Hadar Zekenim #3: If you bring Bikurim, the grain will not burn when it is soft and in Chelev ha'Aretz (its mother); if not they will burn then. Do not bring Bikurim when they are soft; wait for them to ripen.


Da'as Zekenim (34:26): This hints to the Isur [mid'Rabanan] to marry a woman nursing another man's baby, until 24 months. Rosh citing R. Sadya Gaon - the Gematriya of Tevashel is 730 (the number of days in two years; the Beis hints to) excluding the day of death 5 [of the father] and the day he is Mekadesh her.


The Isur actually extends to cooking it in any milk.


Riva: In Devarim (14:21), Rashi said that the three times exclude meat of Chayos, birds and Tamei animals.


Because if one does, it will arouse Hashem's anger, and He will be Mevashel (ripen) the grain mixed together with the stubble (See Na'ar Yonasan).


Moshav Zekenim: R"T inferred that absorptions occur through prolonged soaking. If not, what is the Chidush? Some reject this. The Chidush is if they were soaked together the entire day in a Kli Sheni that was Yad Soledes Bo.

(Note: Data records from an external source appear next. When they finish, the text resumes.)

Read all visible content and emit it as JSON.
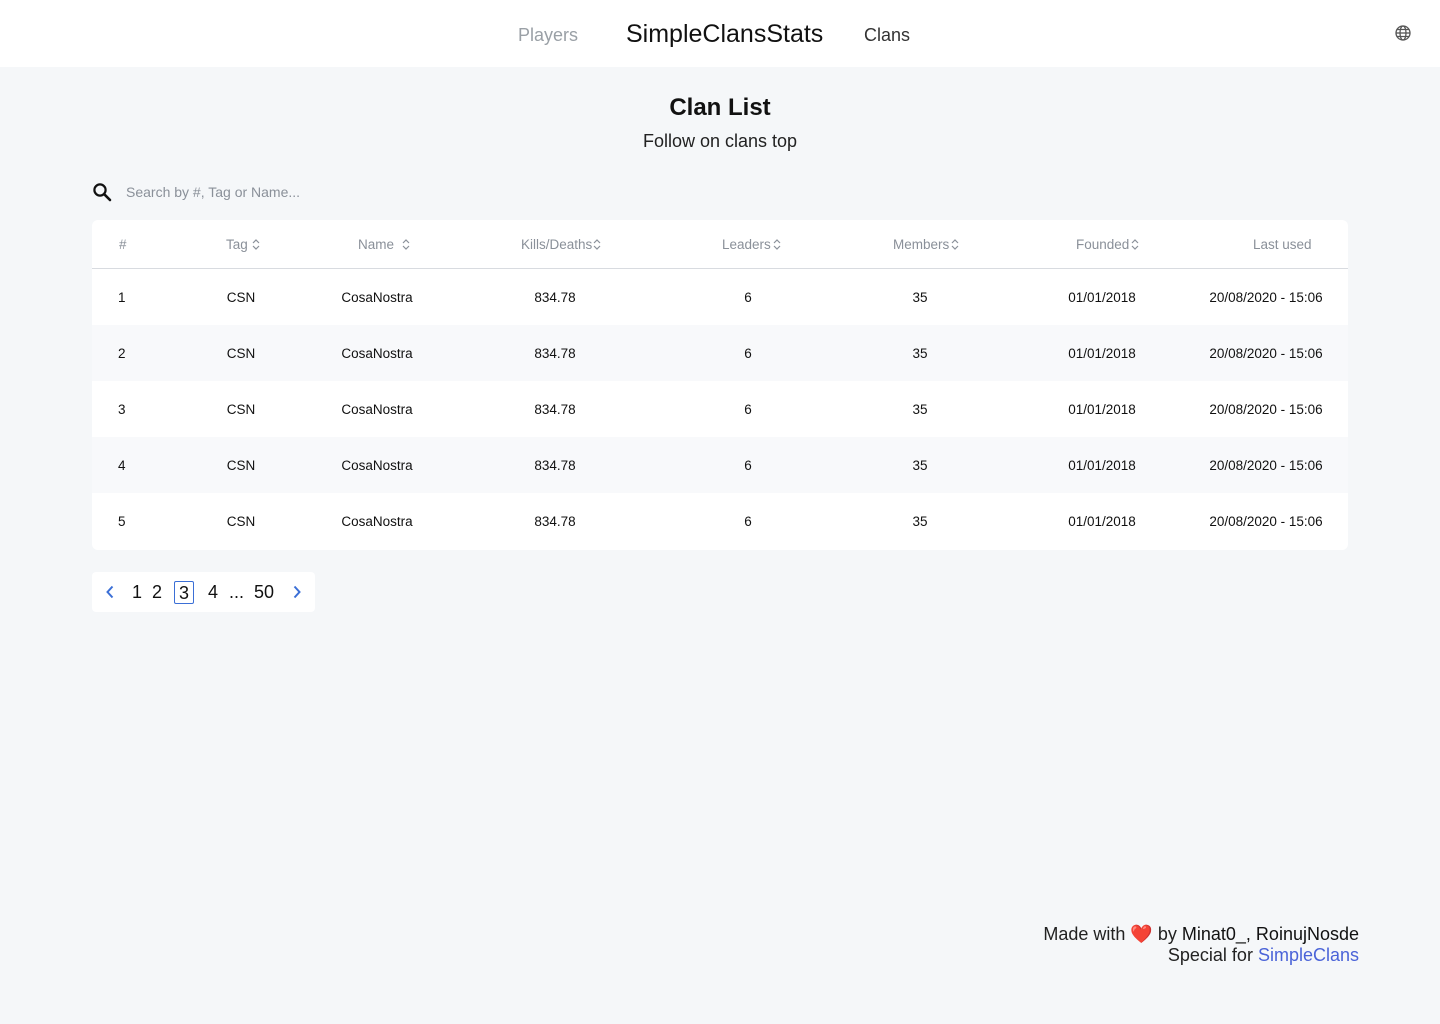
{
  "header": {
    "nav_players": "Players",
    "brand": "SimpleClansStats",
    "nav_clans": "Clans",
    "theme_icon": "moon-icon",
    "language_icon": "globe-icon"
  },
  "page": {
    "title": "Clan List",
    "subtitle": "Follow on clans top"
  },
  "search": {
    "placeholder": "Search by #, Tag or Name...",
    "value": ""
  },
  "table": {
    "columns": {
      "rank": "#",
      "tag": "Tag",
      "name": "Name",
      "kd": "Kills/Deaths",
      "leaders": "Leaders",
      "members": "Members",
      "founded": "Founded",
      "last_used": "Last used"
    },
    "rows": [
      {
        "rank": "1",
        "tag": "CSN",
        "name": "CosaNostra",
        "kd": "834.78",
        "leaders": "6",
        "members": "35",
        "founded": "01/01/2018",
        "last_used": "20/08/2020 - 15:06"
      },
      {
        "rank": "2",
        "tag": "CSN",
        "name": "CosaNostra",
        "kd": "834.78",
        "leaders": "6",
        "members": "35",
        "founded": "01/01/2018",
        "last_used": "20/08/2020 - 15:06"
      },
      {
        "rank": "3",
        "tag": "CSN",
        "name": "CosaNostra",
        "kd": "834.78",
        "leaders": "6",
        "members": "35",
        "founded": "01/01/2018",
        "last_used": "20/08/2020 - 15:06"
      },
      {
        "rank": "4",
        "tag": "CSN",
        "name": "CosaNostra",
        "kd": "834.78",
        "leaders": "6",
        "members": "35",
        "founded": "01/01/2018",
        "last_used": "20/08/2020 - 15:06"
      },
      {
        "rank": "5",
        "tag": "CSN",
        "name": "CosaNostra",
        "kd": "834.78",
        "leaders": "6",
        "members": "35",
        "founded": "01/01/2018",
        "last_used": "20/08/2020 - 15:06"
      }
    ]
  },
  "pagination": {
    "pages": [
      "1",
      "2",
      "3",
      "4"
    ],
    "ellipsis": "...",
    "last": "50",
    "current": "3"
  },
  "footer": {
    "made_with": "Made with",
    "by": "by",
    "authors": "Minat0_, RoinujNosde",
    "special_for": "Special for",
    "link": "SimpleClans"
  },
  "colors": {
    "accent": "#3b6fd6",
    "link": "#4a63d8",
    "heart": "#e0262b",
    "background": "#f5f7f9"
  }
}
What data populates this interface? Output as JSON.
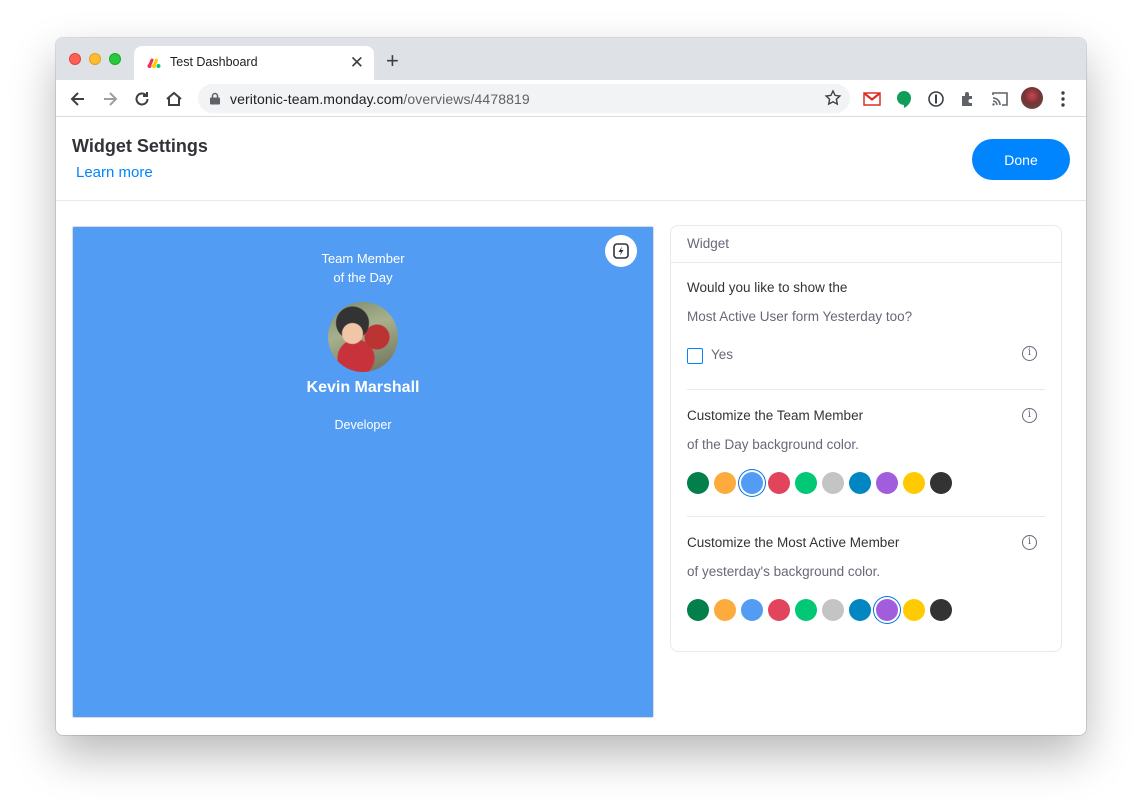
{
  "browser": {
    "tab_title": "Test Dashboard",
    "url_host": "veritonic-team.monday.com",
    "url_path": "/overviews/4478819"
  },
  "header": {
    "title": "Widget Settings",
    "learn_more": "Learn more",
    "done_label": "Done"
  },
  "preview": {
    "background_color": "#529cf3",
    "label_line1": "Team Member",
    "label_line2": "of the Day",
    "member_name": "Kevin Marshall",
    "member_role": "Developer"
  },
  "panel": {
    "title": "Widget",
    "question1": {
      "line1": "Would you like to show the",
      "line2": "Most Active User form Yesterday too?",
      "checkbox_label": "Yes",
      "checked": false
    },
    "question2": {
      "line1": "Customize the Team Member",
      "line2": "of the Day background color.",
      "selected_color": "#529cf3"
    },
    "question3": {
      "line1": "Customize the Most Active Member",
      "line2": "of yesterday's background color.",
      "selected_color": "#a25ddc"
    }
  },
  "palette": [
    "#037f4c",
    "#fdab3d",
    "#529cf3",
    "#e2445c",
    "#00c875",
    "#c4c4c4",
    "#0086c0",
    "#a25ddc",
    "#ffcb00",
    "#333333"
  ]
}
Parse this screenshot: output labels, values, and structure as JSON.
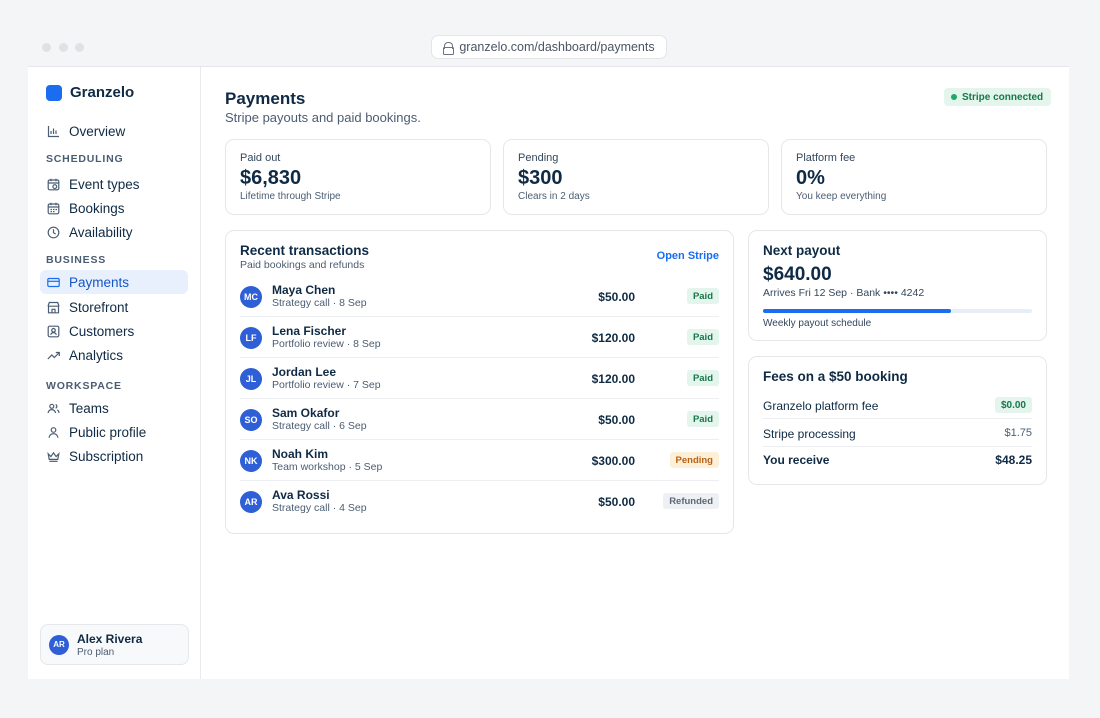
{
  "browser": {
    "url": "granzelo.com/dashboard/payments"
  },
  "brand": {
    "name": "Granzelo"
  },
  "sidebar": {
    "overview": {
      "label": "Overview",
      "icon": "bar-chart-icon"
    },
    "sections": {
      "scheduling": "SCHEDULING",
      "business": "BUSINESS",
      "workspace": "WORKSPACE"
    },
    "items": [
      {
        "label": "Event types",
        "icon": "calendar-clock-icon"
      },
      {
        "label": "Bookings",
        "icon": "calendar-icon"
      },
      {
        "label": "Availability",
        "icon": "clock-icon"
      },
      {
        "label": "Payments",
        "icon": "credit-card-icon",
        "active": true
      },
      {
        "label": "Storefront",
        "icon": "storefront-icon"
      },
      {
        "label": "Customers",
        "icon": "contact-card-icon"
      },
      {
        "label": "Analytics",
        "icon": "trend-up-icon"
      },
      {
        "label": "Teams",
        "icon": "users-icon"
      },
      {
        "label": "Public profile",
        "icon": "user-icon"
      },
      {
        "label": "Subscription",
        "icon": "crown-icon"
      }
    ],
    "user": {
      "initials": "AR",
      "name": "Alex Rivera",
      "plan": "Pro plan"
    }
  },
  "header": {
    "title": "Payments",
    "subtitle": "Stripe payouts and paid bookings.",
    "status_badge": "Stripe connected"
  },
  "stats": [
    {
      "label": "Paid out",
      "value": "$6,830",
      "sub": "Lifetime through Stripe"
    },
    {
      "label": "Pending",
      "value": "$300",
      "sub": "Clears in 2 days"
    },
    {
      "label": "Platform fee",
      "value": "0%",
      "sub": "You keep everything"
    }
  ],
  "transactions": {
    "title": "Recent transactions",
    "subtitle": "Paid bookings and refunds",
    "action": "Open Stripe",
    "rows": [
      {
        "initials": "MC",
        "name": "Maya Chen",
        "meta": "Strategy call · 8 Sep",
        "amount": "$50.00",
        "status": "Paid"
      },
      {
        "initials": "LF",
        "name": "Lena Fischer",
        "meta": "Portfolio review · 8 Sep",
        "amount": "$120.00",
        "status": "Paid"
      },
      {
        "initials": "JL",
        "name": "Jordan Lee",
        "meta": "Portfolio review · 7 Sep",
        "amount": "$120.00",
        "status": "Paid"
      },
      {
        "initials": "SO",
        "name": "Sam Okafor",
        "meta": "Strategy call · 6 Sep",
        "amount": "$50.00",
        "status": "Paid"
      },
      {
        "initials": "NK",
        "name": "Noah Kim",
        "meta": "Team workshop · 5 Sep",
        "amount": "$300.00",
        "status": "Pending"
      },
      {
        "initials": "AR",
        "name": "Ava Rossi",
        "meta": "Strategy call · 4 Sep",
        "amount": "$50.00",
        "status": "Refunded"
      }
    ]
  },
  "payout": {
    "title": "Next payout",
    "amount": "$640.00",
    "arrival": "Arrives Fri 12 Sep · Bank •••• 4242",
    "progress": 0.7,
    "note": "Weekly payout schedule"
  },
  "fees": {
    "title": "Fees on a $50 booking",
    "rows": [
      {
        "label": "Granzelo platform fee",
        "value": "$0.00"
      },
      {
        "label": "Stripe processing",
        "value": "$1.75"
      },
      {
        "label": "You receive",
        "value": "$48.25"
      }
    ]
  },
  "colors": {
    "accent": "#1a6cf0",
    "navy": "#0f2a44",
    "paid": "#17784a",
    "pending": "#b86114",
    "refunded": "#5b6878"
  }
}
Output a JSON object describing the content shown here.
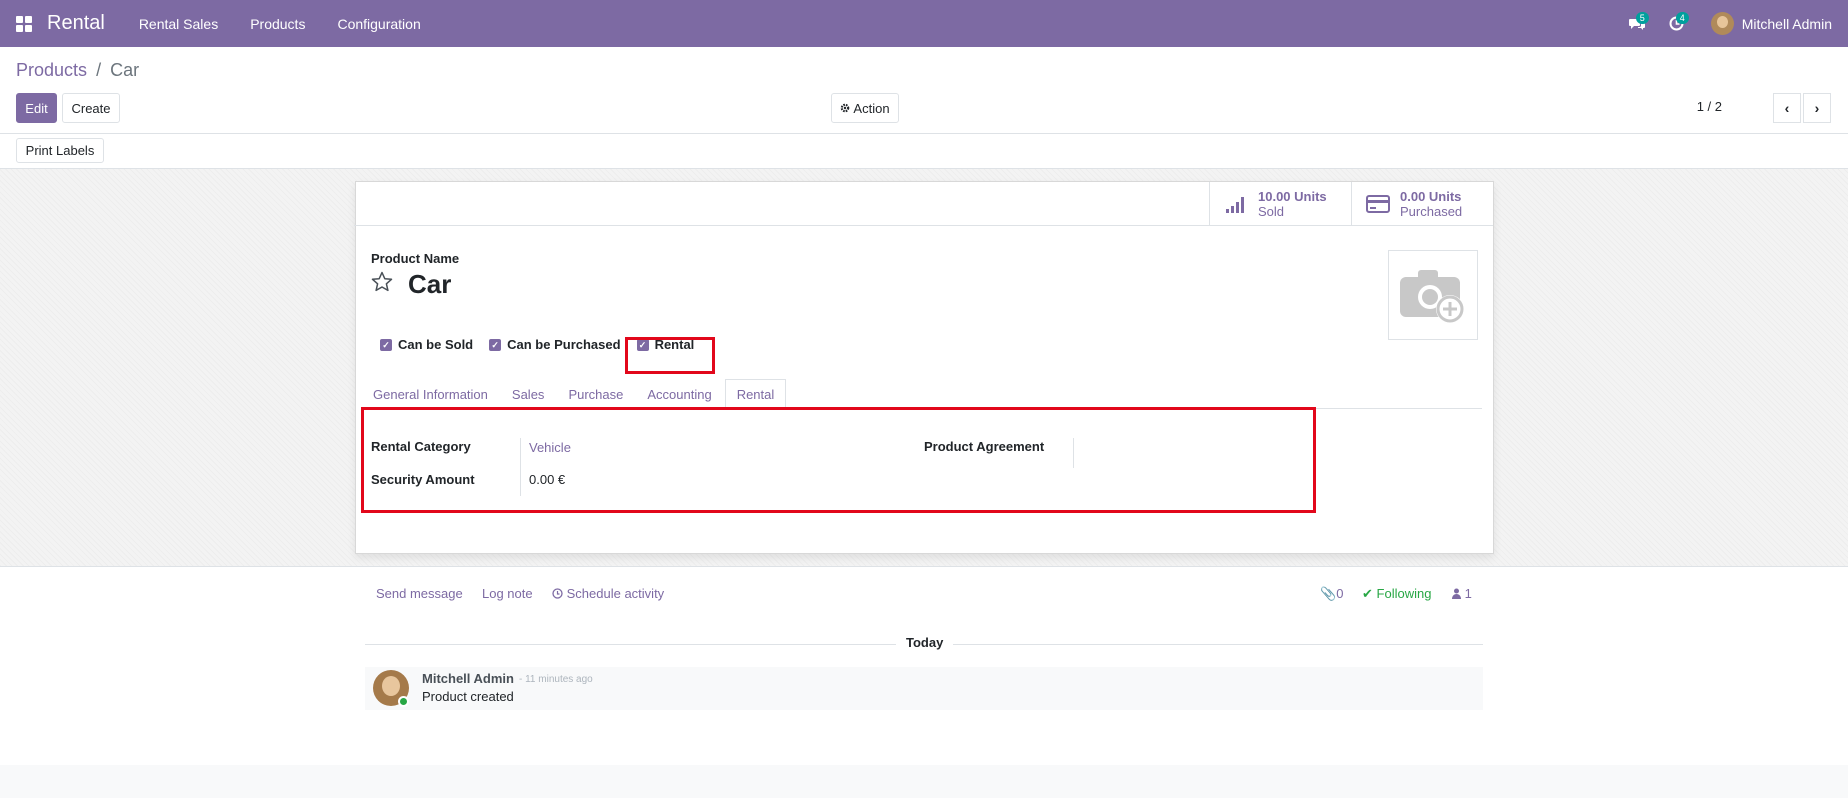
{
  "navbar": {
    "app_title": "Rental",
    "menu": [
      "Rental Sales",
      "Products",
      "Configuration"
    ],
    "messages_badge": "5",
    "activities_badge": "4",
    "user_name": "Mitchell Admin"
  },
  "breadcrumb": {
    "parent": "Products",
    "separator": "/",
    "current": "Car"
  },
  "toolbar": {
    "edit_label": "Edit",
    "create_label": "Create",
    "action_label": "Action",
    "pager_text": "1 / 2",
    "print_labels": "Print Labels"
  },
  "stats": [
    {
      "value": "10.00 Units",
      "label": "Sold",
      "icon": "signal-bars-icon"
    },
    {
      "value": "0.00 Units",
      "label": "Purchased",
      "icon": "credit-card-icon"
    }
  ],
  "product": {
    "name_label": "Product Name",
    "name": "Car",
    "checks": [
      "Can be Sold",
      "Can be Purchased",
      "Rental"
    ]
  },
  "tabs": [
    "General Information",
    "Sales",
    "Purchase",
    "Accounting",
    "Rental"
  ],
  "active_tab": "Rental",
  "rental_tab": {
    "category_label": "Rental Category",
    "category_value": "Vehicle",
    "security_label": "Security Amount",
    "security_value": "0.00 €",
    "agreement_label": "Product Agreement"
  },
  "chatter": {
    "send_message": "Send message",
    "log_note": "Log note",
    "schedule_activity": "Schedule activity",
    "attachments_count": "0",
    "following": "Following",
    "followers_count": "1",
    "date_separator": "Today",
    "message": {
      "author": "Mitchell Admin",
      "time": "- 11 minutes ago",
      "body": "Product created"
    }
  },
  "colors": {
    "brand": "#7d6aa3",
    "highlight": "#e2071b",
    "success": "#28a745"
  }
}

The father's death is irrelevant! Also if he is alive (e.g. he divorced the mother), the baby should nurse for 24 months! Surely the text should say 'the day of birth', like in Kitzur Piskei ha'Rosh (Yevamos 4:26). The scribe confused this with the Isur of marrying a widow within three months; there, we exclude the day of death and the day of Kidushin. (PF)


Why does the Torah write specifically "Gedi"?


Rashi #1: Because 'Gedi' is the term that incorporates all young, tender animals. 1


Rashi (in Devarim 14:21): It writes "Gedi" three times, to preclude Chayos, birds and fish from the prohibition.


Rashbam: Because it was common to cook a kid-goat in its mother's milk. This is disgraceful and gluttony 2


Ibn Ezra: It was common to cook a kid-goat in milk, for its meat is not moist.


Rashi: Which explains why, whenever the Torah refers to a kid-goat, it writes "Gedi Izim" - See, for example, Bereishis 27:9 and Bereishs 38:17.


Rashbam. The Torah similarly forbids Oso ve'Es B'no (Vayikra 22:28) and Shilu'ach ha'Ken (Devarim 22:6-7).


Why does the Torah insert meat and milk here, in connection with the festivals?


Rashbam: Because one tends to eat many animals on the festivals.


What is the connection between Bikurim and meat and milk?


Seforno: To teach us that, if one wants to enjoy a successful fruit harvest, the way to do it is by observing the Mitzvah of Bikurim (and Terumah), as the Pasuk writes in Yechezkel, 44:30, and not by indulging in various kinds of sorcery, such as cooking kid-goats in their mothers' milk.


Hadar Zekenim: Refer to 23:19:5:5,7,8.


Moshav Zekenim (34:26): Hashem commanded us to separate Bikurim, and forbade to us new grain until we bring the Omer and separate [its Kometz], so you must separate milk from meat, and while they are together, they are forbidden.


Rashi writes that meat and milk is written three times; one time forbids eating meat cooked in milk. We should know this already from "Lo Sochal Kol To'evah"!


Riva citing R. Elyakim: "Lo Sochal Kol To'evah" is Lav shebi'Chlalos (forbids many matters), so I would not lash due to it. Our verse obligates lashes for eating it.

Chumash: Perek: Pasuk:
Month: Day: Year:
Month: Day: Year:

KIH Logo
D.A.F. Home Page
Sponsorships & Donations Readers' Feedback Mailing Lists Talmud Archives Ask the Kollel Dafyomi Weblinks Dafyomi Calendar Other Yomi calendars